Byron Shire Cr Rose Wanchap admitted defeat over her solution to Byron Bay’s carparking problems even before her motion was overwhelmingly tossed out by council yesterday.
Cr Wanchap had proposed that the Byron Bay Masterplan consultants be required to consider converting the existing Lawson Street north carpark into a multi-storey affair with a reception centre on top – at a cost to council of $8 million.
She told council the new megalith at the town’s entrance would ‘gather all cars that would normally park around town in one place before they pass the “eye of the needle”: the Lawson-Jonson street roundabout.’
By Cr Wanchap’s own calculation, with the earnings from the reception centre and cars turning over multiple times a day, the carpark would take a decade to pay for itself.
In an effort to shore up her project against claims from other councillors that she was ‘putting the cart before the horse’ in wanting to build the carpark before the results of the masterplan consultations had come in, she argued that plan would ‘just go into the filing cabinet’ unless the money it earned was available to ‘pay for the nice pretty things’ the planners recommended.
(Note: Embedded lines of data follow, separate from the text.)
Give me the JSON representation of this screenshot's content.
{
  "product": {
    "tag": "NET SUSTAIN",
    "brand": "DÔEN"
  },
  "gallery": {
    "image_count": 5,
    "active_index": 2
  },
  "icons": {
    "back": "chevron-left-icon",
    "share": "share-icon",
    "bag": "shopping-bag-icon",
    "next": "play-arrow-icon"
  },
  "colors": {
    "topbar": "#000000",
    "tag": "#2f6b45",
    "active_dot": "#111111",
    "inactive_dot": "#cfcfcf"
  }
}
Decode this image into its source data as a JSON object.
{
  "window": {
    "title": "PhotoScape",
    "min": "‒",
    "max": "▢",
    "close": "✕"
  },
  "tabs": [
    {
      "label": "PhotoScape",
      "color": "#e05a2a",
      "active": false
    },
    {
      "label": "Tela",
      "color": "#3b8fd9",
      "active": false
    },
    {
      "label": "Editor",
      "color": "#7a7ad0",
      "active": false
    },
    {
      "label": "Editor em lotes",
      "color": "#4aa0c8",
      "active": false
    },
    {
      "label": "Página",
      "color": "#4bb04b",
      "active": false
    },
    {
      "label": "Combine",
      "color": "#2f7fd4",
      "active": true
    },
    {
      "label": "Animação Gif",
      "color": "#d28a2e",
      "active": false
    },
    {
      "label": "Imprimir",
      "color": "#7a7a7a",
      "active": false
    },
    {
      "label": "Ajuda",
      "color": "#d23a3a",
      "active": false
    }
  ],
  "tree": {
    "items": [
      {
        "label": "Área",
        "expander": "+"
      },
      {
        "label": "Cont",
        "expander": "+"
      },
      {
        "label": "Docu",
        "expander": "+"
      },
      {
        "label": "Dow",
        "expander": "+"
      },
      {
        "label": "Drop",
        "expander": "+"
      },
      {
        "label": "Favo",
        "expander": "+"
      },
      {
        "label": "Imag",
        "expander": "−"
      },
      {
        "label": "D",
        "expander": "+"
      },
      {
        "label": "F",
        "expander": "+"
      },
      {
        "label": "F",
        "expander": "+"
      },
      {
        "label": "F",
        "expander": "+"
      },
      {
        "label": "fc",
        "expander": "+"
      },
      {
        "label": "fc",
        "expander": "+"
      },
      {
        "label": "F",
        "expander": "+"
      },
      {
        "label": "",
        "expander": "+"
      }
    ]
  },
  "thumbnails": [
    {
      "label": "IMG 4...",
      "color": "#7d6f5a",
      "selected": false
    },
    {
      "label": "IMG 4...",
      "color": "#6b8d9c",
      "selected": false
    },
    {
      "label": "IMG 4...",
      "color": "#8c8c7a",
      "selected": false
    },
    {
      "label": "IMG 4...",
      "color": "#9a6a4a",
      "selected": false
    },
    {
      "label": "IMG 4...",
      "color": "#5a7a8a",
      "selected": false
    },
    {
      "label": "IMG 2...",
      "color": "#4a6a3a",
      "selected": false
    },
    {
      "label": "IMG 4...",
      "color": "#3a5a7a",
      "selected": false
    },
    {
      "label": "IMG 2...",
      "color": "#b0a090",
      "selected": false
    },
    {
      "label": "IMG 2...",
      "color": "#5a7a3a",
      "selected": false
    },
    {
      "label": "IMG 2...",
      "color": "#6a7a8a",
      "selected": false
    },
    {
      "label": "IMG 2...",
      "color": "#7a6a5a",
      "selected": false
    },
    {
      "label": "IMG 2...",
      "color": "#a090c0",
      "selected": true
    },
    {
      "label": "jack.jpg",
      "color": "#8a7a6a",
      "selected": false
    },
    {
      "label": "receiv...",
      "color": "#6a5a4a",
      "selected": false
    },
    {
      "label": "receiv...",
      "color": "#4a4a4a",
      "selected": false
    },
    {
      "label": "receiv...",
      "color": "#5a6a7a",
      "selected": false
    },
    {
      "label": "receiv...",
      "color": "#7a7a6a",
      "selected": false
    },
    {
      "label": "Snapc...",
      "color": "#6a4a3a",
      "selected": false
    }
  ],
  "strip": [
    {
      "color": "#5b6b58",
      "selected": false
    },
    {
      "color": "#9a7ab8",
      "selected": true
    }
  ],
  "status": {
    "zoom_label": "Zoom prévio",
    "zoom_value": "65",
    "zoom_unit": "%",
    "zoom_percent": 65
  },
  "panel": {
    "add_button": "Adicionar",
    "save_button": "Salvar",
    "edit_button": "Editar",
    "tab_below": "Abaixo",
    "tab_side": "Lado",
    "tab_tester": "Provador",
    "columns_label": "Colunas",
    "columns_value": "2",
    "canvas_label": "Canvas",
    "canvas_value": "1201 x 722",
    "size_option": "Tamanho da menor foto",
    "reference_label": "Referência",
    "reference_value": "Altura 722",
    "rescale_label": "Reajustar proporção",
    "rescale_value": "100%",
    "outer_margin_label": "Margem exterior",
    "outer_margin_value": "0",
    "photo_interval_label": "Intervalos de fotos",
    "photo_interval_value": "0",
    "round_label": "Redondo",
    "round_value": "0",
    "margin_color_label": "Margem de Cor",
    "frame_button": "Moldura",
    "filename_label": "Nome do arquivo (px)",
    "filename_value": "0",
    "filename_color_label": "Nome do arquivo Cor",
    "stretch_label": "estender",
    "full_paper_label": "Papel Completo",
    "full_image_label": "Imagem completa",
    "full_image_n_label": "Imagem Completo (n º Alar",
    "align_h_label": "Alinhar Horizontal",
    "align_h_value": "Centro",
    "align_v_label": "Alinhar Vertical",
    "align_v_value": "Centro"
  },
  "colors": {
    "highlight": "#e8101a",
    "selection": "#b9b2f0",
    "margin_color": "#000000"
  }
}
What she failed to explain to her fellow councillors was how it would be anything but a drain on council resources for the ten years she had estimated it would take to pay off.
In a desperate attempt to address these issues her conservative ally Cr Di Woods asked her permission to amend the motion to consider a Public Private Partnership (PPP), whereby council would not have to find the money for the project, and that the location of the possible multi-storey carpark not be limited to the one Cr Wanchap had proposed.
But her pleas fell on deaf ears.
Mayor Simon Richardson appeared to sum up the general mood when he said, ‘the community has told us clearly they do not want one of the major buildings as they drive into town to be a carpark. We don’t want to make it easier for cars to get into town and then give them prime real estate to park in. The experts tell us it’s financially unsustainable and we should get cars out of town.
‘Every masterplan forum I attended unanimously said our priority would be to get cars out of the town, perhaps starting at Butler Street and then going further out towards Kendall Street.
‘Most people we consulted are quite open to exploring Butler Street. Doesn’t have the visual impact, has more area and achieves the idea of getting the cars out.
‘For us right now to be going against all of that and still be pushing for more parking in the CBD is just not being prepared to listen,’ Cr Richardson said.
His views were supported by Cr Paul Spooner who said that it was ‘putting the cart before the horse.’
We need to work on the [masterplan] processes we’ve agreed to and have faith in that,’ he said.
‘Ultimately we as councillors need to be genuine with the decisions we make – this is going against what we’ve already decided. If we get another proposal for a car park in another location [in the masterplan] we’ve shot ourselves in the foot.’
Apart from Cr Woods not one of her pro-development allies spoke on the subject or voted to support her.
The amended motion was defeated with only councillors Wanchap and Woods supporting it.